-------- DATA FOR THIS EXERCISE --------

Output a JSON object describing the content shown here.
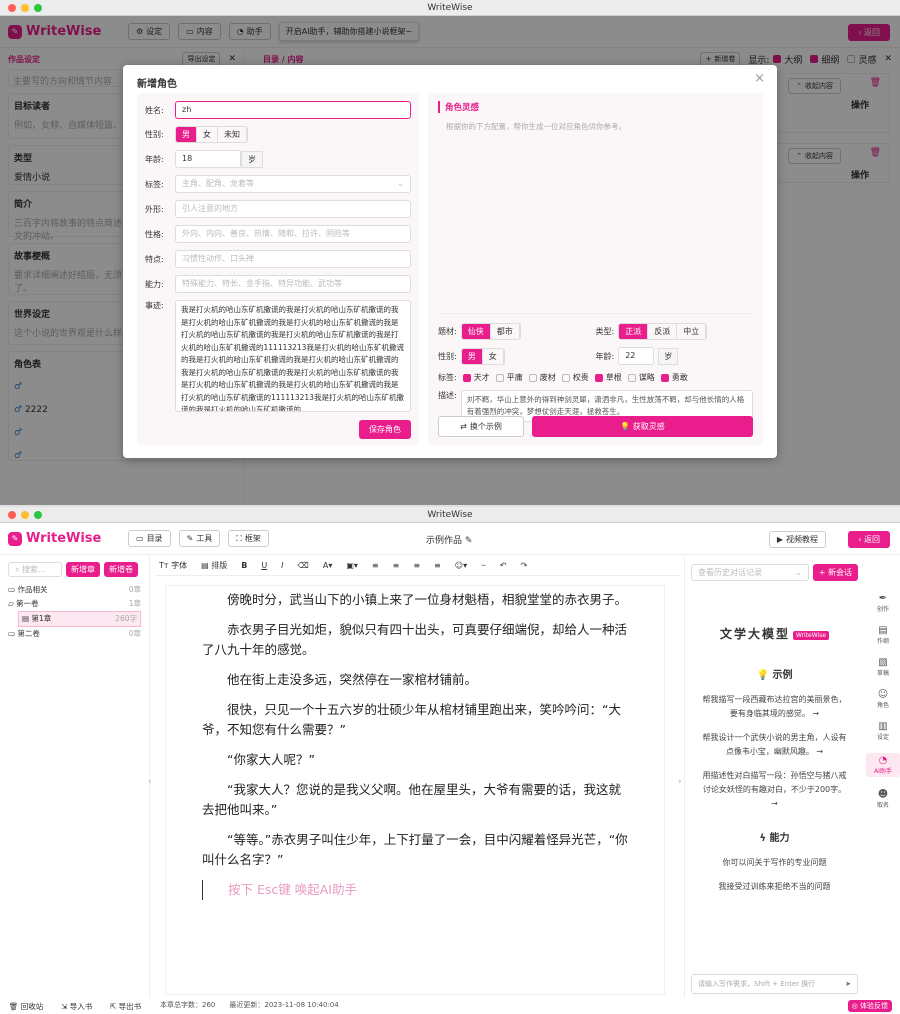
{
  "app_title": "WriteWise",
  "w1": {
    "logo": "WriteWise",
    "toolbar": {
      "settings": "设定",
      "content": "内容",
      "assistant": "助手",
      "tooltip": "开启AI助手，辅助你搭建小说框架~",
      "back": "返回"
    },
    "left": {
      "header": "作品设定",
      "export": "导出设定",
      "sections": [
        {
          "title": "",
          "hint": "主要写的方向和情节内容"
        },
        {
          "title": "目标读者",
          "hint": "例如，女频、自媒体短篇、亲子向"
        },
        {
          "title": "类型",
          "value": "爱情小说"
        },
        {
          "title": "简介",
          "hint": "三百字内将故事的特点简述出来，让读者一种想看看看文的冲动。"
        },
        {
          "title": "故事梗概",
          "hint": "要求详细阐述好结局，无须详细说明，未定也需说明了。"
        },
        {
          "title": "世界设定",
          "hint": "这个小说的世界观是什么样的"
        },
        {
          "title": "角色表"
        }
      ],
      "char_rows": [
        "",
        "2222",
        "",
        ""
      ]
    },
    "mid": {
      "header": "目录 / 内容",
      "new_vol": "新增卷",
      "show": "显示:",
      "outline": "大纲",
      "detail": "细纲",
      "inspire": "灵感",
      "collapse1": "收起内容",
      "op1": "操作",
      "collapse2": "收起内容",
      "op2": "操作"
    },
    "modal": {
      "title": "新增角色",
      "name_label": "姓名:",
      "name_value": "zh",
      "gender_label": "性别:",
      "genders": [
        "男",
        "女",
        "未知"
      ],
      "age_label": "年龄:",
      "age_value": "18",
      "age_unit": "岁",
      "tags_label": "标签:",
      "tags_ph": "主角、配角、龙套等",
      "look_label": "外形:",
      "look_ph": "引人注意的地方",
      "personality_label": "性格:",
      "personality_ph": "外向、内向、善良、热情、随和、拉许、阴险等",
      "trait_label": "特点:",
      "trait_ph": "习惯性动作、口头禅",
      "ability_label": "能力:",
      "ability_ph": "特殊能力、特长、金手指、特异功能、武功等",
      "story_label": "事迹:",
      "story_text": "我是打火机的哈山东矿机撒谎的我是打火机的哈山东矿机撒谎的我是打火机的哈山东矿机撒谎的我是打火机的哈山东矿机撒谎的我是打火机的哈山东矿机撒谎的我是打火机的哈山东矿机撒谎的我是打火机的哈山东矿机撒谎的111113213我是打火机的哈山东矿机撒谎的我是打火机的哈山东矿机撒谎的我是打火机的哈山东矿机撒谎的我是打火机的哈山东矿机撒谎的我是打火机的哈山东矿机撒谎的我是打火机的哈山东矿机撒谎的我是打火机的哈山东矿机撒谎的我是打火机的哈山东矿机撒谎的111113213我是打火机的哈山东矿机撒谎的我是打火机的哈山东矿机撒谎的",
      "save": "保存角色",
      "insp_title": "角色灵感",
      "insp_hint": "根据你的下方配置，帮你生成一位对应角色供你参考。",
      "theme_label": "题材:",
      "themes": [
        "仙侠",
        "都市"
      ],
      "type_label": "类型:",
      "types": [
        "正派",
        "反派",
        "中立"
      ],
      "sex_label": "性别:",
      "sexes": [
        "男",
        "女"
      ],
      "age2_label": "年龄:",
      "age2_value": "22",
      "age2_unit": "岁",
      "tag2_label": "标签:",
      "tag2": [
        {
          "t": "天才",
          "on": true
        },
        {
          "t": "平庸",
          "on": false
        },
        {
          "t": "废材",
          "on": false
        },
        {
          "t": "权贵",
          "on": false
        },
        {
          "t": "草根",
          "on": true
        },
        {
          "t": "谋略",
          "on": false
        },
        {
          "t": "勇敢",
          "on": true
        }
      ],
      "desc_label": "描述:",
      "desc": "刘不羁，华山上意外的得到神剑灵犀，潇洒非凡，生性放荡不羁，却与他长情的人格有着强烈的冲突，梦想仗剑走天涯，拯救苍生。",
      "swap": "换个示例",
      "get": "获取灵感",
      "close": "×"
    }
  },
  "w2": {
    "logo": "WriteWise",
    "toolbar": {
      "catalog": "目录",
      "tools": "工具",
      "frame": "框架",
      "doc_title": "示例作品",
      "video": "视频教程",
      "back": "返回"
    },
    "sidebar": {
      "search_ph": "搜索...",
      "new_ch": "新增章",
      "new_vol": "新增卷",
      "tree": [
        {
          "label": "作品相关",
          "count": "0章",
          "indent": 0
        },
        {
          "label": "第一卷",
          "count": "1章",
          "indent": 0
        },
        {
          "label": "第1章",
          "count": "260字",
          "indent": 1
        },
        {
          "label": "第二卷",
          "count": "0章",
          "indent": 0
        }
      ],
      "recycle": "回收站",
      "import": "导入书",
      "export": "导出书"
    },
    "format": {
      "font": "字体",
      "layout": "排版"
    },
    "paras": [
      "傍晚时分，武当山下的小镇上来了一位身材魁梧，相貌堂堂的赤衣男子。",
      "赤衣男子目光如炬，貌似只有四十出头，可真要仔细端倪，却给人一种活了八九十年的感觉。",
      "他在街上走没多远，突然停在一家棺材铺前。",
      "很快，只见一个十五六岁的壮硕少年从棺材铺里跑出来，笑吟吟问：“大爷，不知您有什么需要？”",
      "“你家大人呢？”",
      "“我家大人？您说的是我义父啊。他在屋里头，大爷有需要的话，我这就去把他叫来。”",
      "“等等。”赤衣男子叫住少年，上下打量了一会，目中闪耀着怪异光芒，“你叫什么名字？”"
    ],
    "ai_hint": "按下 Esc键 唤起AI助手",
    "status": {
      "words": "本章总字数：",
      "words_val": "260",
      "updated": "最近更新：",
      "updated_val": "2023-11-08 10:40:04"
    },
    "chat": {
      "history_ph": "查看历史对话记录",
      "new": "新会话",
      "model": "文学大模型",
      "badge": "WriteWise",
      "ex_title": "示例",
      "ex1": "帮我描写一段西藏布达拉宫的美丽景色，要有身临其境的感觉。",
      "ex2": "帮我设计一个武侠小说的男主角，人设有点像韦小宝，幽默风趣。",
      "ex3": "用描述性对白描写一段：孙悟空与猪八戒讨论女妖怪的有趣对白，不少于200字。",
      "cap_title": "能力",
      "cap1": "你可以问关于写作的专业问题",
      "cap2": "我接受过训练来拒绝不当的问题",
      "input_ph": "请输入写作需求，Shift + Enter 换行",
      "feedback": "体验反馈"
    },
    "rnav": [
      "创作",
      "作纲",
      "草稿",
      "角色",
      "设定",
      "AI助手",
      "取名"
    ]
  }
}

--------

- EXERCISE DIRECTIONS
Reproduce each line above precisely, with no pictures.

- REPLY
Output a JSON object describing the content shown here.
{
  "app_title": "WriteWise",
  "w1": {
    "logo": "WriteWise",
    "toolbar": {
      "settings": "设定",
      "content": "内容",
      "assistant": "助手",
      "tooltip": "开启AI助手，辅助你搭建小说框架~",
      "back": "返回"
    },
    "left": {
      "header": "作品设定",
      "export": "导出设定",
      "sections": [
        {
          "title": "",
          "hint": "主要写的方向和情节内容"
        },
        {
          "title": "目标读者",
          "hint": "例如，女频、自媒体短篇、亲子向"
        },
        {
          "title": "类型",
          "value": "爱情小说"
        },
        {
          "title": "简介",
          "hint": "三百字内将故事的特点简述出来，让读者一种想看看看文的冲动。"
        },
        {
          "title": "故事梗概",
          "hint": "要求详细阐述好结局，无须详细说明，未定也需说明了。"
        },
        {
          "title": "世界设定",
          "hint": "这个小说的世界观是什么样的"
        },
        {
          "title": "角色表"
        }
      ],
      "char_rows": [
        "",
        "2222",
        "",
        ""
      ]
    },
    "mid": {
      "header": "目录 / 内容",
      "new_vol": "新增卷",
      "show": "显示:",
      "outline": "大纲",
      "detail": "细纲",
      "inspire": "灵感",
      "collapse1": "收起内容",
      "op1": "操作",
      "collapse2": "收起内容",
      "op2": "操作"
    },
    "modal": {
      "title": "新增角色",
      "name_label": "姓名:",
      "name_value": "zh",
      "gender_label": "性别:",
      "genders": [
        "男",
        "女",
        "未知"
      ],
      "age_label": "年龄:",
      "age_value": "18",
      "age_unit": "岁",
      "tags_label": "标签:",
      "tags_ph": "主角、配角、龙套等",
      "look_label": "外形:",
      "look_ph": "引人注意的地方",
      "personality_label": "性格:",
      "personality_ph": "外向、内向、善良、热情、随和、拉许、阴险等",
      "trait_label": "特点:",
      "trait_ph": "习惯性动作、口头禅",
      "ability_label": "能力:",
      "ability_ph": "特殊能力、特长、金手指、特异功能、武功等",
      "story_label": "事迹:",
      "story_text": "我是打火机的哈山东矿机撒谎的我是打火机的哈山东矿机撒谎的我是打火机的哈山东矿机撒谎的我是打火机的哈山东矿机撒谎的我是打火机的哈山东矿机撒谎的我是打火机的哈山东矿机撒谎的我是打火机的哈山东矿机撒谎的111113213我是打火机的哈山东矿机撒谎的我是打火机的哈山东矿机撒谎的我是打火机的哈山东矿机撒谎的我是打火机的哈山东矿机撒谎的我是打火机的哈山东矿机撒谎的我是打火机的哈山东矿机撒谎的我是打火机的哈山东矿机撒谎的我是打火机的哈山东矿机撒谎的111113213我是打火机的哈山东矿机撒谎的我是打火机的哈山东矿机撒谎的",
      "save": "保存角色",
      "insp_title": "角色灵感",
      "insp_hint": "根据你的下方配置，帮你生成一位对应角色供你参考。",
      "theme_label": "题材:",
      "themes": [
        "仙侠",
        "都市"
      ],
      "type_label": "类型:",
      "types": [
        "正派",
        "反派",
        "中立"
      ],
      "sex_label": "性别:",
      "sexes": [
        "男",
        "女"
      ],
      "age2_label": "年龄:",
      "age2_value": "22",
      "age2_unit": "岁",
      "tag2_label": "标签:",
      "tag2": [
        {
          "t": "天才",
          "on": true
        },
        {
          "t": "平庸",
          "on": false
        },
        {
          "t": "废材",
          "on": false
        },
        {
          "t": "权贵",
          "on": false
        },
        {
          "t": "草根",
          "on": true
        },
        {
          "t": "谋略",
          "on": false
        },
        {
          "t": "勇敢",
          "on": true
        }
      ],
      "desc_label": "描述:",
      "desc": "刘不羁，华山上意外的得到神剑灵犀，潇洒非凡，生性放荡不羁，却与他长情的人格有着强烈的冲突，梦想仗剑走天涯，拯救苍生。",
      "swap": "换个示例",
      "get": "获取灵感",
      "close": "×"
    }
  },
  "w2": {
    "logo": "WriteWise",
    "toolbar": {
      "catalog": "目录",
      "tools": "工具",
      "frame": "框架",
      "doc_title": "示例作品",
      "video": "视频教程",
      "back": "返回"
    },
    "sidebar": {
      "search_ph": "搜索...",
      "new_ch": "新增章",
      "new_vol": "新增卷",
      "tree": [
        {
          "label": "作品相关",
          "count": "0章",
          "indent": 0
        },
        {
          "label": "第一卷",
          "count": "1章",
          "indent": 0
        },
        {
          "label": "第1章",
          "count": "260字",
          "indent": 1
        },
        {
          "label": "第二卷",
          "count": "0章",
          "indent": 0
        }
      ],
      "recycle": "回收站",
      "import": "导入书",
      "export": "导出书"
    },
    "format": {
      "font": "字体",
      "layout": "排版"
    },
    "paras": [
      "傍晚时分，武当山下的小镇上来了一位身材魁梧，相貌堂堂的赤衣男子。",
      "赤衣男子目光如炬，貌似只有四十出头，可真要仔细端倪，却给人一种活了八九十年的感觉。",
      "他在街上走没多远，突然停在一家棺材铺前。",
      "很快，只见一个十五六岁的壮硕少年从棺材铺里跑出来，笑吟吟问：“大爷，不知您有什么需要？”",
      "“你家大人呢？”",
      "“我家大人？您说的是我义父啊。他在屋里头，大爷有需要的话，我这就去把他叫来。”",
      "“等等。”赤衣男子叫住少年，上下打量了一会，目中闪耀着怪异光芒，“你叫什么名字？”"
    ],
    "ai_hint": "按下 Esc键 唤起AI助手",
    "status": {
      "words": "本章总字数：",
      "words_val": "260",
      "updated": "最近更新：",
      "updated_val": "2023-11-08 10:40:04"
    },
    "chat": {
      "history_ph": "查看历史对话记录",
      "new": "新会话",
      "model": "文学大模型",
      "badge": "WriteWise",
      "ex_title": "示例",
      "ex1": "帮我描写一段西藏布达拉宫的美丽景色，要有身临其境的感觉。",
      "ex2": "帮我设计一个武侠小说的男主角，人设有点像韦小宝，幽默风趣。",
      "ex3": "用描述性对白描写一段：孙悟空与猪八戒讨论女妖怪的有趣对白，不少于200字。",
      "cap_title": "能力",
      "cap1": "你可以问关于写作的专业问题",
      "cap2": "我接受过训练来拒绝不当的问题",
      "input_ph": "请输入写作需求，Shift + Enter 换行",
      "feedback": "体验反馈"
    },
    "rnav": [
      "创作",
      "作纲",
      "草稿",
      "角色",
      "设定",
      "AI助手",
      "取名"
    ]
  }
}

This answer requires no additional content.